    Coming up to date, Jim and I have become more than just casual friends who say hello to each other every five years. The same holds true for his sweet wife Jeanne. We are all Facebook friends and follow and comment on their lives and they do the same on the lives of Sue and I regularly. 

    I saw the interview above posted on Facebook by one of our classmates (not Jim) and thought you might enjoy hearing about how his career began.

Dixie Boy

        Memphis, TN -  I am a little under the weather today, so take that into consideration should I miss anything.

    It is too hot for football season to begin, but it has. Sue and I went to the Ole Miss/Memphis game last Saturday. It was a game which started at 11:00 AM and we sat in the blazing sun for about four hours. Football is supposed to be a fall sport, bundle up and endure the newness of cooler weather and enjoy hot chocolate while we root for the team. As an aside to that, people still want to call "The University of Memphis" as "Memphis State" even though it changed names in 1990, and I still want to call Ole Miss's team "The Rebels."

Last Week's Name That Tune

Name That Tune


Last Date

    Jeffrey Fussell, LHS '66, "One of my favorites! Floyd Cramer’s “Last Date: is a standard for the all-important last dance at any event.  He had a distinctive “slip note” style that made his piano playing immediately recognizable.  His wide appeal earned him a place in both the County Music and Rock ’n’ Roll  Hall of Fame. The Statler Brothers, Conway Twitty, Skeeter Davis, and Emmylou Harris all covered “Last Date” with vocal versions."

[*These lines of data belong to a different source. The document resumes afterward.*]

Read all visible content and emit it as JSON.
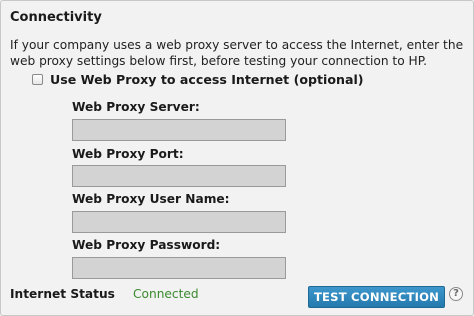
{
  "section": {
    "title": "Connectivity",
    "description": "If your company uses a web proxy server to access the Internet, enter the web proxy settings below first, before testing your connection to HP."
  },
  "proxy_toggle": {
    "label": "Use Web Proxy to access Internet (optional)",
    "checked": false
  },
  "fields": {
    "server": {
      "label": "Web Proxy Server:",
      "value": ""
    },
    "port": {
      "label": "Web Proxy Port:",
      "value": ""
    },
    "username": {
      "label": "Web Proxy User Name:",
      "value": ""
    },
    "password": {
      "label": "Web Proxy Password:",
      "value": ""
    }
  },
  "status": {
    "label": "Internet Status",
    "value": "Connected",
    "value_color": "#3a8a2e"
  },
  "actions": {
    "test_label": "TEST CONNECTION",
    "help_glyph": "?"
  },
  "icons": {
    "help": "help-icon"
  }
}
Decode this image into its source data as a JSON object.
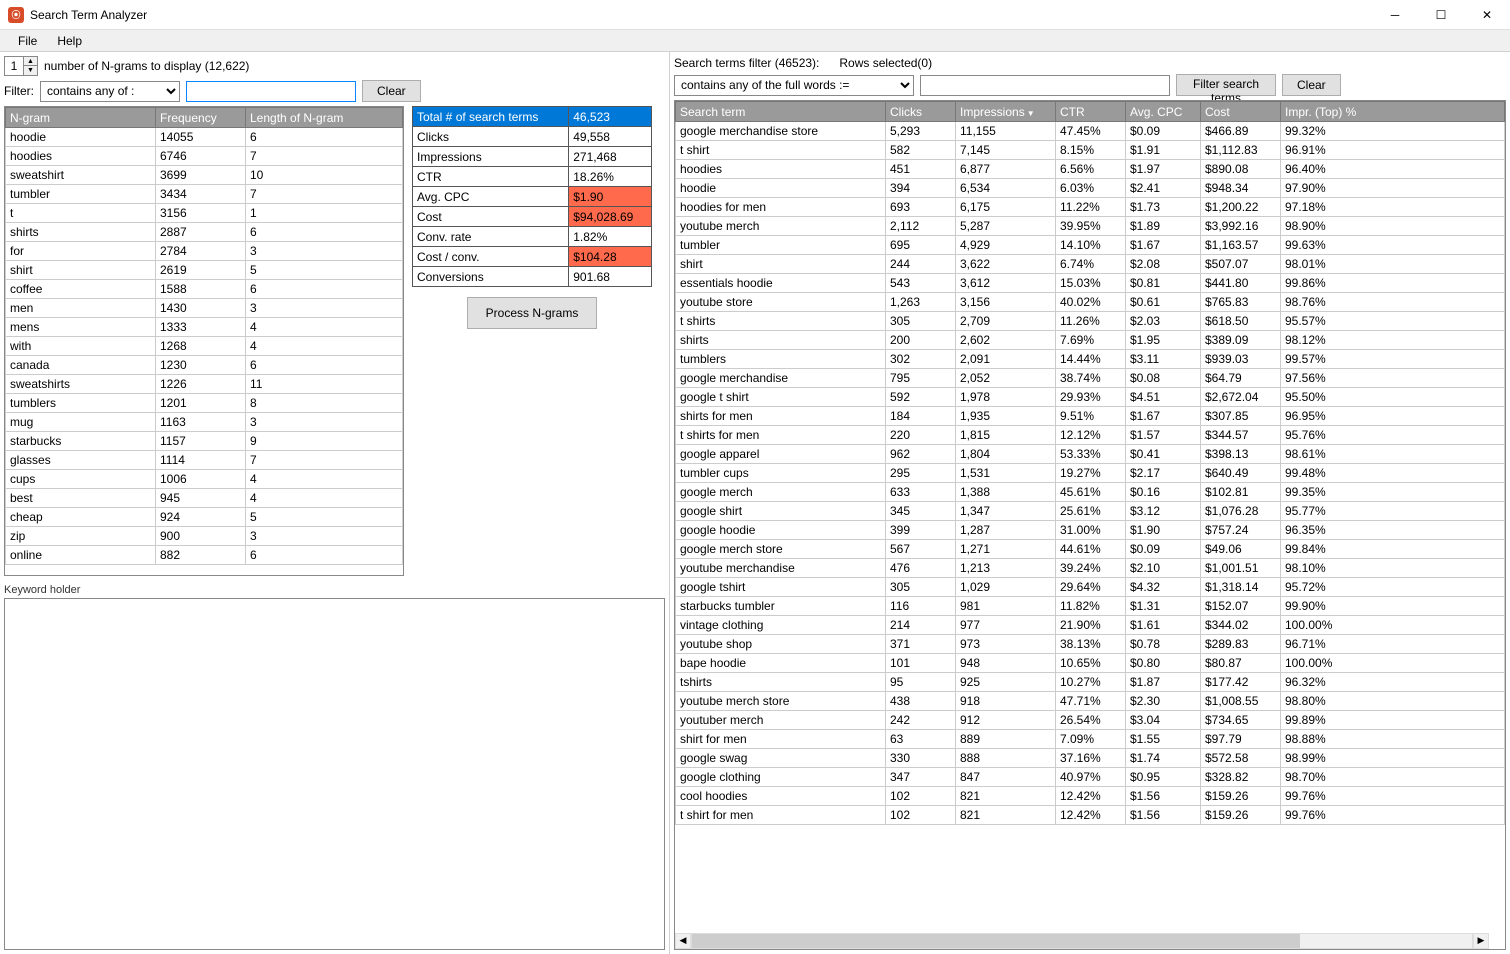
{
  "window": {
    "title": "Search Term Analyzer"
  },
  "menu": {
    "file": "File",
    "help": "Help"
  },
  "ngram_controls": {
    "spinner_value": "1",
    "display_label": "number of N-grams to display (12,622)",
    "filter_label": "Filter:",
    "filter_mode": "contains any of :",
    "filter_value": "",
    "clear": "Clear"
  },
  "ngram_headers": [
    "N-gram",
    "Frequency",
    "Length of N-gram"
  ],
  "ngram_rows": [
    [
      "hoodie",
      "14055",
      "6"
    ],
    [
      "hoodies",
      "6746",
      "7"
    ],
    [
      "sweatshirt",
      "3699",
      "10"
    ],
    [
      "tumbler",
      "3434",
      "7"
    ],
    [
      "t",
      "3156",
      "1"
    ],
    [
      "shirts",
      "2887",
      "6"
    ],
    [
      "for",
      "2784",
      "3"
    ],
    [
      "shirt",
      "2619",
      "5"
    ],
    [
      "coffee",
      "1588",
      "6"
    ],
    [
      "men",
      "1430",
      "3"
    ],
    [
      "mens",
      "1333",
      "4"
    ],
    [
      "with",
      "1268",
      "4"
    ],
    [
      "canada",
      "1230",
      "6"
    ],
    [
      "sweatshirts",
      "1226",
      "11"
    ],
    [
      "tumblers",
      "1201",
      "8"
    ],
    [
      "mug",
      "1163",
      "3"
    ],
    [
      "starbucks",
      "1157",
      "9"
    ],
    [
      "glasses",
      "1114",
      "7"
    ],
    [
      "cups",
      "1006",
      "4"
    ],
    [
      "best",
      "945",
      "4"
    ],
    [
      "cheap",
      "924",
      "5"
    ],
    [
      "zip",
      "900",
      "3"
    ],
    [
      "online",
      "882",
      "6"
    ]
  ],
  "summary": {
    "total_label": "Total # of search terms",
    "total_value": "46,523",
    "clicks_label": "Clicks",
    "clicks_value": "49,558",
    "impr_label": "Impressions",
    "impr_value": "271,468",
    "ctr_label": "CTR",
    "ctr_value": "18.26%",
    "cpc_label": "Avg. CPC",
    "cpc_value": "$1.90",
    "cost_label": "Cost",
    "cost_value": "$94,028.69",
    "convrate_label": "Conv. rate",
    "convrate_value": "1.82%",
    "costconv_label": "Cost / conv.",
    "costconv_value": "$104.28",
    "conv_label": "Conversions",
    "conv_value": "901.68"
  },
  "process_btn": "Process N-grams",
  "keyword_holder_label": "Keyword holder",
  "right": {
    "filter_label": "Search terms filter (46523):",
    "rows_selected": "Rows selected(0)",
    "filter_mode": "contains any of the full words :=",
    "filter_value": "",
    "filter_btn": "Filter search terms",
    "clear": "Clear"
  },
  "search_headers": [
    "Search term",
    "Clicks",
    "Impressions",
    "CTR",
    "Avg. CPC",
    "Cost",
    "Impr. (Top) %"
  ],
  "search_rows": [
    [
      "google merchandise store",
      "5,293",
      "11,155",
      "47.45%",
      "$0.09",
      "$466.89",
      "99.32%"
    ],
    [
      "t shirt",
      "582",
      "7,145",
      "8.15%",
      "$1.91",
      "$1,112.83",
      "96.91%"
    ],
    [
      "hoodies",
      "451",
      "6,877",
      "6.56%",
      "$1.97",
      "$890.08",
      "96.40%"
    ],
    [
      "hoodie",
      "394",
      "6,534",
      "6.03%",
      "$2.41",
      "$948.34",
      "97.90%"
    ],
    [
      "hoodies for men",
      "693",
      "6,175",
      "11.22%",
      "$1.73",
      "$1,200.22",
      "97.18%"
    ],
    [
      "youtube merch",
      "2,112",
      "5,287",
      "39.95%",
      "$1.89",
      "$3,992.16",
      "98.90%"
    ],
    [
      "tumbler",
      "695",
      "4,929",
      "14.10%",
      "$1.67",
      "$1,163.57",
      "99.63%"
    ],
    [
      "shirt",
      "244",
      "3,622",
      "6.74%",
      "$2.08",
      "$507.07",
      "98.01%"
    ],
    [
      "essentials hoodie",
      "543",
      "3,612",
      "15.03%",
      "$0.81",
      "$441.80",
      "99.86%"
    ],
    [
      "youtube store",
      "1,263",
      "3,156",
      "40.02%",
      "$0.61",
      "$765.83",
      "98.76%"
    ],
    [
      "t shirts",
      "305",
      "2,709",
      "11.26%",
      "$2.03",
      "$618.50",
      "95.57%"
    ],
    [
      "shirts",
      "200",
      "2,602",
      "7.69%",
      "$1.95",
      "$389.09",
      "98.12%"
    ],
    [
      "tumblers",
      "302",
      "2,091",
      "14.44%",
      "$3.11",
      "$939.03",
      "99.57%"
    ],
    [
      "google merchandise",
      "795",
      "2,052",
      "38.74%",
      "$0.08",
      "$64.79",
      "97.56%"
    ],
    [
      "google t shirt",
      "592",
      "1,978",
      "29.93%",
      "$4.51",
      "$2,672.04",
      "95.50%"
    ],
    [
      "shirts for men",
      "184",
      "1,935",
      "9.51%",
      "$1.67",
      "$307.85",
      "96.95%"
    ],
    [
      "t shirts for men",
      "220",
      "1,815",
      "12.12%",
      "$1.57",
      "$344.57",
      "95.76%"
    ],
    [
      "google apparel",
      "962",
      "1,804",
      "53.33%",
      "$0.41",
      "$398.13",
      "98.61%"
    ],
    [
      "tumbler cups",
      "295",
      "1,531",
      "19.27%",
      "$2.17",
      "$640.49",
      "99.48%"
    ],
    [
      "google merch",
      "633",
      "1,388",
      "45.61%",
      "$0.16",
      "$102.81",
      "99.35%"
    ],
    [
      "google shirt",
      "345",
      "1,347",
      "25.61%",
      "$3.12",
      "$1,076.28",
      "95.77%"
    ],
    [
      "google hoodie",
      "399",
      "1,287",
      "31.00%",
      "$1.90",
      "$757.24",
      "96.35%"
    ],
    [
      "google merch store",
      "567",
      "1,271",
      "44.61%",
      "$0.09",
      "$49.06",
      "99.84%"
    ],
    [
      "youtube merchandise",
      "476",
      "1,213",
      "39.24%",
      "$2.10",
      "$1,001.51",
      "98.10%"
    ],
    [
      "google tshirt",
      "305",
      "1,029",
      "29.64%",
      "$4.32",
      "$1,318.14",
      "95.72%"
    ],
    [
      "starbucks tumbler",
      "116",
      "981",
      "11.82%",
      "$1.31",
      "$152.07",
      "99.90%"
    ],
    [
      "vintage clothing",
      "214",
      "977",
      "21.90%",
      "$1.61",
      "$344.02",
      "100.00%"
    ],
    [
      "youtube shop",
      "371",
      "973",
      "38.13%",
      "$0.78",
      "$289.83",
      "96.71%"
    ],
    [
      "bape hoodie",
      "101",
      "948",
      "10.65%",
      "$0.80",
      "$80.87",
      "100.00%"
    ],
    [
      "tshirts",
      "95",
      "925",
      "10.27%",
      "$1.87",
      "$177.42",
      "96.32%"
    ],
    [
      "youtube merch store",
      "438",
      "918",
      "47.71%",
      "$2.30",
      "$1,008.55",
      "98.80%"
    ],
    [
      "youtuber merch",
      "242",
      "912",
      "26.54%",
      "$3.04",
      "$734.65",
      "99.89%"
    ],
    [
      "shirt for men",
      "63",
      "889",
      "7.09%",
      "$1.55",
      "$97.79",
      "98.88%"
    ],
    [
      "google swag",
      "330",
      "888",
      "37.16%",
      "$1.74",
      "$572.58",
      "98.99%"
    ],
    [
      "google clothing",
      "347",
      "847",
      "40.97%",
      "$0.95",
      "$328.82",
      "98.70%"
    ],
    [
      "cool hoodies",
      "102",
      "821",
      "12.42%",
      "$1.56",
      "$159.26",
      "99.76%"
    ],
    [
      "t shirt for men",
      "102",
      "821",
      "12.42%",
      "$1.56",
      "$159.26",
      "99.76%"
    ]
  ]
}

    Sarajane Steigerwald Tarter, LHS ’65, "The song this week is Last Date. It seems to me to me that this song was played at the skating rink when we were in junior high. Do you remember that?"

These Classmates also named it correctly

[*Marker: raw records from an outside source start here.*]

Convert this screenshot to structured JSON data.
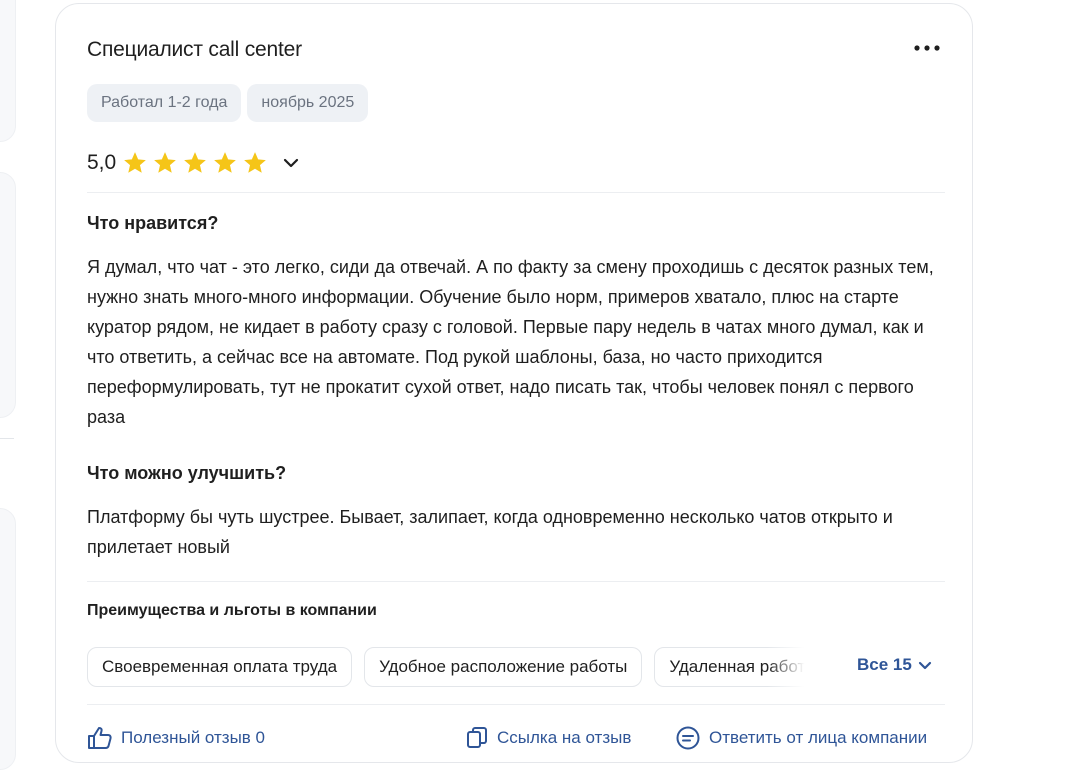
{
  "review": {
    "title": "Специалист call center",
    "tags": [
      "Работал 1-2 года",
      "ноябрь 2025"
    ],
    "rating": "5,0",
    "stars_filled": 5,
    "stars_total": 5,
    "likes_heading": "Что нравится?",
    "likes_text": "Я думал, что чат - это легко, сиди да отвечай. А по факту за смену проходишь с десяток разных тем, нужно знать много-много информации. Обучение было норм, примеров хватало, плюс на старте куратор рядом, не кидает в работу сразу с головой. Первые пару недель в чатах много думал, как и что ответить, а сейчас все на автомате. Под рукой шаблоны, база, но часто приходится переформулировать, тут не прокатит сухой ответ, надо писать так, чтобы человек понял с первого раза",
    "improve_heading": "Что можно улучшить?",
    "improve_text": "Платформу бы чуть шустрее. Бывает, залипает, когда одновременно несколько чатов открыто и прилетает новый"
  },
  "benefits": {
    "heading": "Преимущества и льготы в компании",
    "items": [
      "Своевременная оплата труда",
      "Удобное расположение работы",
      "Удаленная работа"
    ],
    "all_label": "Все 15"
  },
  "actions": {
    "helpful": "Полезный отзыв 0",
    "link": "Ссылка на отзыв",
    "reply": "Ответить от лица компании"
  },
  "colors": {
    "star": "#f5c518",
    "link": "#2f5597",
    "tag_bg": "#eef1f5",
    "tag_text": "#6b7380"
  },
  "icons": [
    "more-icon",
    "star-icon",
    "chevron-down-icon",
    "thumbs-up-icon",
    "copy-link-icon",
    "reply-icon"
  ]
}
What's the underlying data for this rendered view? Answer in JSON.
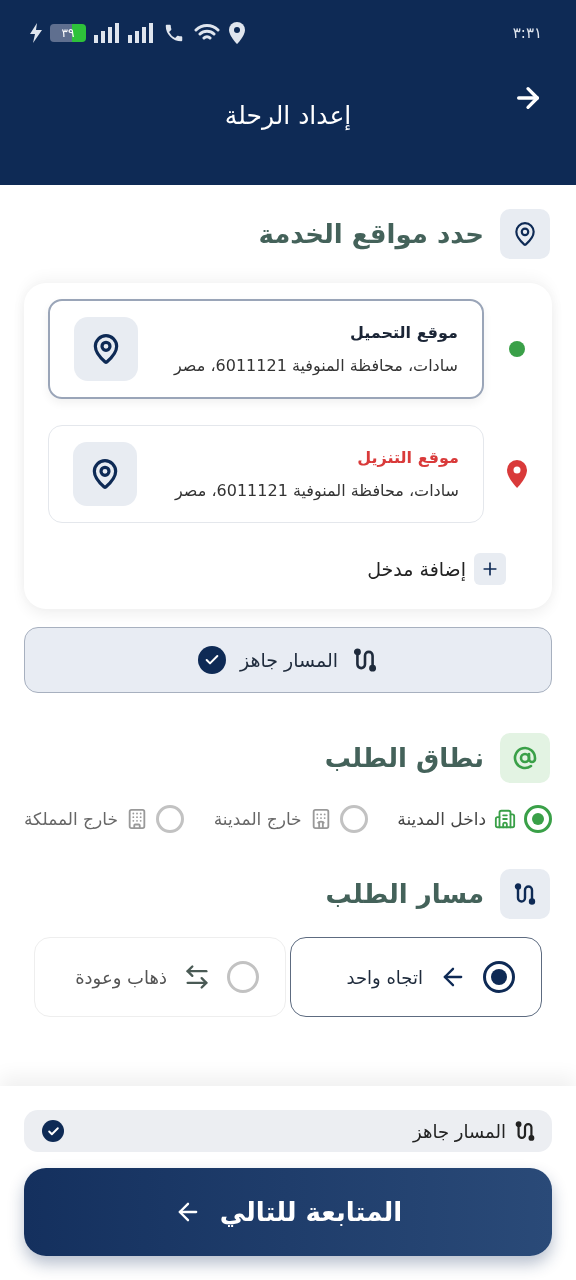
{
  "status_bar": {
    "time": "٣:٣١",
    "battery": "٣٩"
  },
  "header": {
    "title": "إعداد الرحلة"
  },
  "locations": {
    "title": "حدد مواقع الخدمة",
    "add_button": "إضافة مدخل",
    "stops": [
      {
        "kind": "pickup",
        "label": "موقع التحميل",
        "address": "سادات، محافظة المنوفية 6011121، مصر",
        "selected": true
      },
      {
        "kind": "dropoff",
        "label": "موقع التنزيل",
        "address": "سادات، محافظة المنوفية 6011121، مصر",
        "selected": false
      }
    ]
  },
  "route_status": {
    "label": "المسار جاهز",
    "ready": true
  },
  "scope": {
    "title": "نطاق الطلب",
    "options": [
      {
        "kind": "inside_city",
        "label": "داخل المدينة",
        "selected": true
      },
      {
        "kind": "outside_city",
        "label": "خارج المدينة",
        "selected": false
      },
      {
        "kind": "outside_kingdom",
        "label": "خارج المملكة",
        "selected": false
      }
    ]
  },
  "route": {
    "title": "مسار الطلب",
    "options": [
      {
        "kind": "one_way",
        "label": "اتجاه واحد",
        "selected": true
      },
      {
        "kind": "round_trip",
        "label": "ذهاب وعودة",
        "selected": false
      }
    ]
  },
  "footer": {
    "route_status": {
      "label": "المسار جاهز",
      "ready": true
    },
    "continue_button": "المتابعة للتالي"
  }
}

Billy Wright
 Linda Isbell Creek, LHS '64
Max Kull, LHS '67
Linda Collinsworth provost, LHS '66
Eddie Burton

    Max Kull, LHS '67, "Hey, I've enjoyed your "Name that Tune" exercises so much I thought I'd take a crack at putting together a "fiver" myself.

    Last summer, the "Boomers and Beyond" group (old farts) at my church had a party with a beach theme.  I was tasked with curating some appropriate selections from old beach music classics.  I realized this week that I still had all this stuff hanging around my hard drive so I grabbed five of them and strung them together.  I think most of them are fairly easy.  Don't know if you are accepting reader submissions or not but, if so, put this in your stash and use it whenever you see fit.

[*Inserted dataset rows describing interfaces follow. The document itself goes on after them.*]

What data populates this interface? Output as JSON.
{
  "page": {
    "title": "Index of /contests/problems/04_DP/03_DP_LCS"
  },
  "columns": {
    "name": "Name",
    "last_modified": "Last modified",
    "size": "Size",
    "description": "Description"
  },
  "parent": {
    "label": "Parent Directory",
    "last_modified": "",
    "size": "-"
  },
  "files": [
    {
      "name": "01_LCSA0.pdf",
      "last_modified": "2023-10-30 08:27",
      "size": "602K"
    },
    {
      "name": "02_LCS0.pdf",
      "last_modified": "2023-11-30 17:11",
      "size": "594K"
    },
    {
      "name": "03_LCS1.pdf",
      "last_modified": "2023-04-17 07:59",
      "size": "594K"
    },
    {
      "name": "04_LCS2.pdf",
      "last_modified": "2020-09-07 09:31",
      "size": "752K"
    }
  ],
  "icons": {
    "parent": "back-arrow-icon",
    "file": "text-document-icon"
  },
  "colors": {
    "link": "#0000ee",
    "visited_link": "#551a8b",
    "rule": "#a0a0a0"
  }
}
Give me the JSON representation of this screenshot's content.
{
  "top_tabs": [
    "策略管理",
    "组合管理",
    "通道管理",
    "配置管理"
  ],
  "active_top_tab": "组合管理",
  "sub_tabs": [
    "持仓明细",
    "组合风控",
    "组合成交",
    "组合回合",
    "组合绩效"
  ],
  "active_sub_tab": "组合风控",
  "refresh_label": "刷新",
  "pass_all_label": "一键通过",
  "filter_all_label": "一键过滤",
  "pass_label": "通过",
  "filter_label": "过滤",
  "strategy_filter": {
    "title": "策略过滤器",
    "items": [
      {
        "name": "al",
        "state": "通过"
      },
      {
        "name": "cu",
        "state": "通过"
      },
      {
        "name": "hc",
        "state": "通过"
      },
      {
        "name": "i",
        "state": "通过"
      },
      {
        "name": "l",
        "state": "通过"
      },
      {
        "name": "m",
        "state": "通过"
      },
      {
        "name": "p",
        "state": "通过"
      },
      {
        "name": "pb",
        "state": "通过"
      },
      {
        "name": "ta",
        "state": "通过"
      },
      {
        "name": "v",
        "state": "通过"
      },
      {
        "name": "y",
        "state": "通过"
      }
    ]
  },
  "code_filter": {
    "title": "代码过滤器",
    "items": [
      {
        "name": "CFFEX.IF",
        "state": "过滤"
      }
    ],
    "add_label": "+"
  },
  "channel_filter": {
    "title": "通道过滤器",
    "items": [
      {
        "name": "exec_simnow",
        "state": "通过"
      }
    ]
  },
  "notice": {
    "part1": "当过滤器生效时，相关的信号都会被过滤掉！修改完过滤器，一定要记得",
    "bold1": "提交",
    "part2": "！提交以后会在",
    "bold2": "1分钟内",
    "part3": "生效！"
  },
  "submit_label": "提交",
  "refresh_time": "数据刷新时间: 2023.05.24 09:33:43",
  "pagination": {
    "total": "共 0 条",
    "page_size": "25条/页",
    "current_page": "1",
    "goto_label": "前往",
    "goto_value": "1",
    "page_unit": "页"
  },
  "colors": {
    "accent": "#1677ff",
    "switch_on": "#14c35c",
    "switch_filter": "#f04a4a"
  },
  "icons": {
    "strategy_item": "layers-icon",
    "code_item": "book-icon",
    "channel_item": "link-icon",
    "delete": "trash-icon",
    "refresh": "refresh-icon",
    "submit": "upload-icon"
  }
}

    Here's a clue: "If you've ever spent more than sixty minutes an the beach, you should know these."

Name That Tune